§ **Problem to work on**
Pick out all lines of the entries that include the word "save" and copy them.

[Web page and app entries]
[Start of Attachment]
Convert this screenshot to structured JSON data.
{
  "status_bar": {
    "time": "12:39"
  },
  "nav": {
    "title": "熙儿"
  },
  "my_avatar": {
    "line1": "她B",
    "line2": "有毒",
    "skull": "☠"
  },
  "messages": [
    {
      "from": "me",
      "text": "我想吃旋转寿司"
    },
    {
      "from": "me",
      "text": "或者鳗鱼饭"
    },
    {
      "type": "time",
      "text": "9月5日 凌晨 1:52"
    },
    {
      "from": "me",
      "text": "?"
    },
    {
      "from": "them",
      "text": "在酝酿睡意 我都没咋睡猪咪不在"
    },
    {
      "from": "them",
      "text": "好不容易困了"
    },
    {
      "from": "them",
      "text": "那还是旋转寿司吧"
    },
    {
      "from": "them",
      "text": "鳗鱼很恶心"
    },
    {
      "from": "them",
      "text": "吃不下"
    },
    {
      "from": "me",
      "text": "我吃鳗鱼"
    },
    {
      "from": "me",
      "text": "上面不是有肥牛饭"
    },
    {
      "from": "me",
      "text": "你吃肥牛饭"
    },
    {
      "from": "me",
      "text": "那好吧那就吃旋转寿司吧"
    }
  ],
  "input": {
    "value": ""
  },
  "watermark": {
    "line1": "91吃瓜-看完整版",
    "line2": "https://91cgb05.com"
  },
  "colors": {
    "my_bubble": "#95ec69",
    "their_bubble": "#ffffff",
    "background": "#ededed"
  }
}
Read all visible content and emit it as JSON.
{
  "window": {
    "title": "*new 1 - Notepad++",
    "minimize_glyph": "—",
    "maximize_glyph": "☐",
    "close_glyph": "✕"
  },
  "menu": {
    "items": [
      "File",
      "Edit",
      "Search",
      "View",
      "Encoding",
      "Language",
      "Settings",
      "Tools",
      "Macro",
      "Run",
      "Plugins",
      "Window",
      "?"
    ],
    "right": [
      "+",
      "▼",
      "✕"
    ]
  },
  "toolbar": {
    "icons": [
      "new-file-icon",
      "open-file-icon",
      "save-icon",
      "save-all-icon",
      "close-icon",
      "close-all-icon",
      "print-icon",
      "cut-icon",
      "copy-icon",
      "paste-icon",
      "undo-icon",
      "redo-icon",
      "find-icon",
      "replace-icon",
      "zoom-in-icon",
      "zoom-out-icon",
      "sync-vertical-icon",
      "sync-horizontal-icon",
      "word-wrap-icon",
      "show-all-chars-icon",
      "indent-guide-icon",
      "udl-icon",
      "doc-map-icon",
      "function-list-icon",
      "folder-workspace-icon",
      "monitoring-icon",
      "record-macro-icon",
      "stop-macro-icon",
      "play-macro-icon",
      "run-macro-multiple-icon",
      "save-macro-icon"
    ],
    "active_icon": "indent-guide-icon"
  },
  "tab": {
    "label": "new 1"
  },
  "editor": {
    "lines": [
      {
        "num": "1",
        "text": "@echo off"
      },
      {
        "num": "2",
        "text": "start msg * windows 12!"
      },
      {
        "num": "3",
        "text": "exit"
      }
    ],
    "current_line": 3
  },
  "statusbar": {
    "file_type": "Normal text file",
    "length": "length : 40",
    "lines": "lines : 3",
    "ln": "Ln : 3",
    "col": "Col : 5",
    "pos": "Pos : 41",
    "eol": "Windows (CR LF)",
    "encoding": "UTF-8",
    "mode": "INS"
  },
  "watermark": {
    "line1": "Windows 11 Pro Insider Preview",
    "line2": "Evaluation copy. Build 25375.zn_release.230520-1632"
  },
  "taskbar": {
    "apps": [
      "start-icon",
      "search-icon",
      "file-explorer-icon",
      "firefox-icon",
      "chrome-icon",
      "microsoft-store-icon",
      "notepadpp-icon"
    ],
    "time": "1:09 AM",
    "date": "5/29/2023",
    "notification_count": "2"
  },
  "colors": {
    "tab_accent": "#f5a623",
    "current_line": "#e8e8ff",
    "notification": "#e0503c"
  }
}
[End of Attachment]
§ **Task answer**
      "save-icon",
      "save-all-icon",
      "save-macro-icon"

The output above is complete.